== Given entries ==

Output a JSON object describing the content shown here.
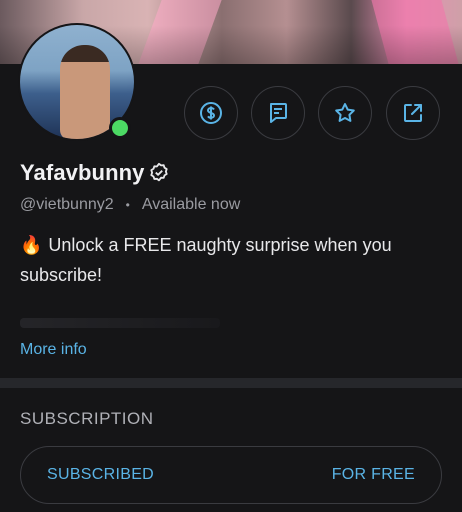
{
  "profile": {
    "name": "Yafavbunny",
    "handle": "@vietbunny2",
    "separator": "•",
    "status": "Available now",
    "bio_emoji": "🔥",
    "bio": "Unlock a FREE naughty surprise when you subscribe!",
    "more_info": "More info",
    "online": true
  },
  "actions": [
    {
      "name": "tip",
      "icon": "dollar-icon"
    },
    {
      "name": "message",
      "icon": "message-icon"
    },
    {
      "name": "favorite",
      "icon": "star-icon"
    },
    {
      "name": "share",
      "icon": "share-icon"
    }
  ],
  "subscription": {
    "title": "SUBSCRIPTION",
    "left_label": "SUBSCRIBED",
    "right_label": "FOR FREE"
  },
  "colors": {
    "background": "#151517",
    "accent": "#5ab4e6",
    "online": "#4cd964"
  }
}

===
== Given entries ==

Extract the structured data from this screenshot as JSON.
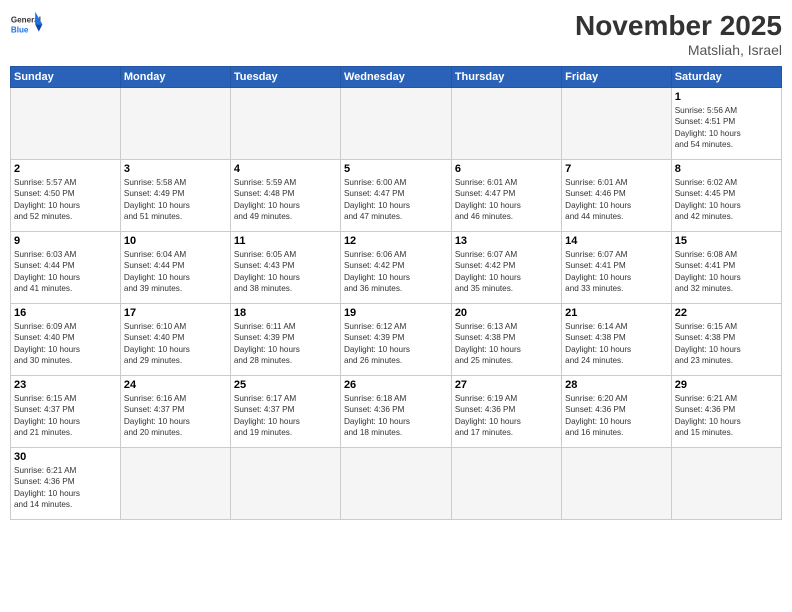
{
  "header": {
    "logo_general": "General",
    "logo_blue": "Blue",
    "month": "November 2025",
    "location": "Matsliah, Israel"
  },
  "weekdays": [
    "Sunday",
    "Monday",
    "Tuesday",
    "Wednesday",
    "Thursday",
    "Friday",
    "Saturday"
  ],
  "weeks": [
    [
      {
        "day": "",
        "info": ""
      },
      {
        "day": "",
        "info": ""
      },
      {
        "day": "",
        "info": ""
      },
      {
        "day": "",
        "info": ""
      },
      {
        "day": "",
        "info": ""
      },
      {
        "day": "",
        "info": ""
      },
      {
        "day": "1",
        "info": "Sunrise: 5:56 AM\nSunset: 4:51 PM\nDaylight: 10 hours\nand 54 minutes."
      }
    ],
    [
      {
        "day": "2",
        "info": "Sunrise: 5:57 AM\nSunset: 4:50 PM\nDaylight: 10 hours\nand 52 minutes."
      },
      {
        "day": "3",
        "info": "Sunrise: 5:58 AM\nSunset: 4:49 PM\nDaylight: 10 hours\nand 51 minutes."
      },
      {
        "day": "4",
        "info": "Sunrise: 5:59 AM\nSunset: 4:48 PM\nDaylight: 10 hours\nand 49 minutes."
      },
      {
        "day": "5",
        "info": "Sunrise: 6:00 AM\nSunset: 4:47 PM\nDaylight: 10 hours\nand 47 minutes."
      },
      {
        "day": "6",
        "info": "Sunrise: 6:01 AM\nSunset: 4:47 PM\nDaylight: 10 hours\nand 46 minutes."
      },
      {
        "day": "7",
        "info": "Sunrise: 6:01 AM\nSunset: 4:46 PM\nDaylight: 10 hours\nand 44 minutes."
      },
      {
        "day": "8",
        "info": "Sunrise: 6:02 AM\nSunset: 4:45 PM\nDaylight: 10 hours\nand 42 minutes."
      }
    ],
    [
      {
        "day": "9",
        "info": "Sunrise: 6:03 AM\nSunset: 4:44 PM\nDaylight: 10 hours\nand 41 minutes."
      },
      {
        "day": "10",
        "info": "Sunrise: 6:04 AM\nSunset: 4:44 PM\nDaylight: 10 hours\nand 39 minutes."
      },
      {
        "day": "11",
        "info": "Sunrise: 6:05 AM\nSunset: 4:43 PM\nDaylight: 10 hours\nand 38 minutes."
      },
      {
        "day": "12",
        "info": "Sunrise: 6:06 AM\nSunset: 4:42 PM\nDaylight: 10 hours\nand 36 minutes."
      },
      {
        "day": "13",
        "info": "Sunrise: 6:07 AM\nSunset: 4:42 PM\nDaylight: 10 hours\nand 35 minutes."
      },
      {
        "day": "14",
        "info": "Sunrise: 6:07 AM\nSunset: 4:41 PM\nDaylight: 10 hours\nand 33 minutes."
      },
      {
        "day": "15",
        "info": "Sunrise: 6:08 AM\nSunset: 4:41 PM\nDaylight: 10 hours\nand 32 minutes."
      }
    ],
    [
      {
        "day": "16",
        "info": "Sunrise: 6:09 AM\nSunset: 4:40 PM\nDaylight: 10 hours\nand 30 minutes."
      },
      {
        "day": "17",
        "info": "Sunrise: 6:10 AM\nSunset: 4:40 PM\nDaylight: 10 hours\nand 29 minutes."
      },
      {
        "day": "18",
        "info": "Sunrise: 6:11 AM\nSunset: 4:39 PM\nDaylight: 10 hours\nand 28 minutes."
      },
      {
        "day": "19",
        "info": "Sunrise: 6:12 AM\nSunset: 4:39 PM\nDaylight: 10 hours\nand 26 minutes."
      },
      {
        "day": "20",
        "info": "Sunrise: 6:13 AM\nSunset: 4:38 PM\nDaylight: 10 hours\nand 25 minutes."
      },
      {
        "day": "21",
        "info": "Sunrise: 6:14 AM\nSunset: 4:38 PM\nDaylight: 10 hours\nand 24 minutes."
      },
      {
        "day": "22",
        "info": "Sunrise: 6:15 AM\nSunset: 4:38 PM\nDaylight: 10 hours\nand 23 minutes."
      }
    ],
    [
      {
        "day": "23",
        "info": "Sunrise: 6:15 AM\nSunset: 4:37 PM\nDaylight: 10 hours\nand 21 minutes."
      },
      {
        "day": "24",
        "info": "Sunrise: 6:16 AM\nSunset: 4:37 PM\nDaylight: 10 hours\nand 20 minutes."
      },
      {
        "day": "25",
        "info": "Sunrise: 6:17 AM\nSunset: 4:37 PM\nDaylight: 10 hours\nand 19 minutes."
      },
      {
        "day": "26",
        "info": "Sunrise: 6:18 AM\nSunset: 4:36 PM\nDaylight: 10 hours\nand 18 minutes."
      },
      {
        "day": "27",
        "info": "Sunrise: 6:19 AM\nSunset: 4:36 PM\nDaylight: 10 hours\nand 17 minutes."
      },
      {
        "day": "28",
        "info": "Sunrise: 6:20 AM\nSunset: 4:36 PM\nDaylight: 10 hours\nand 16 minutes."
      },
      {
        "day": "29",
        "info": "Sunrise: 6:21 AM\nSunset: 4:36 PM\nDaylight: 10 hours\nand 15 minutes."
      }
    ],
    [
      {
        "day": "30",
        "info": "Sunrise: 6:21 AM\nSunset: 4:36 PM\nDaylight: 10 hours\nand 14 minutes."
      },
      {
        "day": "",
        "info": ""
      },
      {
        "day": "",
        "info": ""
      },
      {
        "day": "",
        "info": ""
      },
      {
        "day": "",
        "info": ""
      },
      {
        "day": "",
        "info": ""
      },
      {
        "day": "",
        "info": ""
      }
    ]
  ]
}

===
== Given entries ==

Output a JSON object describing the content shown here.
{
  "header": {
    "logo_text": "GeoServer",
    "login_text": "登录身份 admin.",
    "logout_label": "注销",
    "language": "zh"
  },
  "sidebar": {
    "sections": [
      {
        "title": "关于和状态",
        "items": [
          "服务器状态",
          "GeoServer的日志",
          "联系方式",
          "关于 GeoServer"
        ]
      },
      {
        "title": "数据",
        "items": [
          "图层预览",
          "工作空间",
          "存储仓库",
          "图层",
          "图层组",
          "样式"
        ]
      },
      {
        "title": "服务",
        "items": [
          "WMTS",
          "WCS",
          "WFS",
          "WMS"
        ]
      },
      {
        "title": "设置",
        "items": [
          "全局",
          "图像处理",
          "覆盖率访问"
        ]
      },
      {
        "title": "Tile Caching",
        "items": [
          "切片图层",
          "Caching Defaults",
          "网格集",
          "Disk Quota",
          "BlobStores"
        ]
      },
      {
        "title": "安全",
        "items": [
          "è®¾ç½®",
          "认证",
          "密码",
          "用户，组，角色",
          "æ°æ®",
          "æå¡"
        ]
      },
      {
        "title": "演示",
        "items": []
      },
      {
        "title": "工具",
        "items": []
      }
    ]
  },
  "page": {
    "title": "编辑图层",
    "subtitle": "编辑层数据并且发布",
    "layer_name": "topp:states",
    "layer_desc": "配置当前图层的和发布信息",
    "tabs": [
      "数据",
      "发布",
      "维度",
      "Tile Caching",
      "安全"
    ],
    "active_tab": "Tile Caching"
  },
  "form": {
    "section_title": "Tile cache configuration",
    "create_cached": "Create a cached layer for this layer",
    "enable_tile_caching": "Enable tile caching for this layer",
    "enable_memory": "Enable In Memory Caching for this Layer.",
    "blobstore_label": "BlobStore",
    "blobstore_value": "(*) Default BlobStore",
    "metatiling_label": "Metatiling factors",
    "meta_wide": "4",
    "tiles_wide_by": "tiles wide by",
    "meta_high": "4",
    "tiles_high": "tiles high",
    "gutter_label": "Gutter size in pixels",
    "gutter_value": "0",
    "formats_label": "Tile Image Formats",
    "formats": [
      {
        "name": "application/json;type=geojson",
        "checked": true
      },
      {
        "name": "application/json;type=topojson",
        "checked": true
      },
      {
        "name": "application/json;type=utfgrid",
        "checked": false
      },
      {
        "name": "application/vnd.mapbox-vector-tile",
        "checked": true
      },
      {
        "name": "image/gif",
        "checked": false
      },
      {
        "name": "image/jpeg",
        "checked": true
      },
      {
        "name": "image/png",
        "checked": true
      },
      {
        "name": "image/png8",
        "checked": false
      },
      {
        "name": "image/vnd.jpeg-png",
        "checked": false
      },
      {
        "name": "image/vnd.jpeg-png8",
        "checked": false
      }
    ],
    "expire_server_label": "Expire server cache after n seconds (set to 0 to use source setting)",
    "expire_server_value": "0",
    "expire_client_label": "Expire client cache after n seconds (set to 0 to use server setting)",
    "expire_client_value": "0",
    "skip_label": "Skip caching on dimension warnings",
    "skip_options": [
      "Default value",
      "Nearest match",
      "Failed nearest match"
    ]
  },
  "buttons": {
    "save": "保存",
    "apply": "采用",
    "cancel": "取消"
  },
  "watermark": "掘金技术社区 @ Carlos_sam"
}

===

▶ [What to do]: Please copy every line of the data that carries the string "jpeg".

▶ [Task solution]:
        "name": "image/jpeg",
        "name": "image/vnd.jpeg-png",
        "name": "image/vnd.jpeg-png8",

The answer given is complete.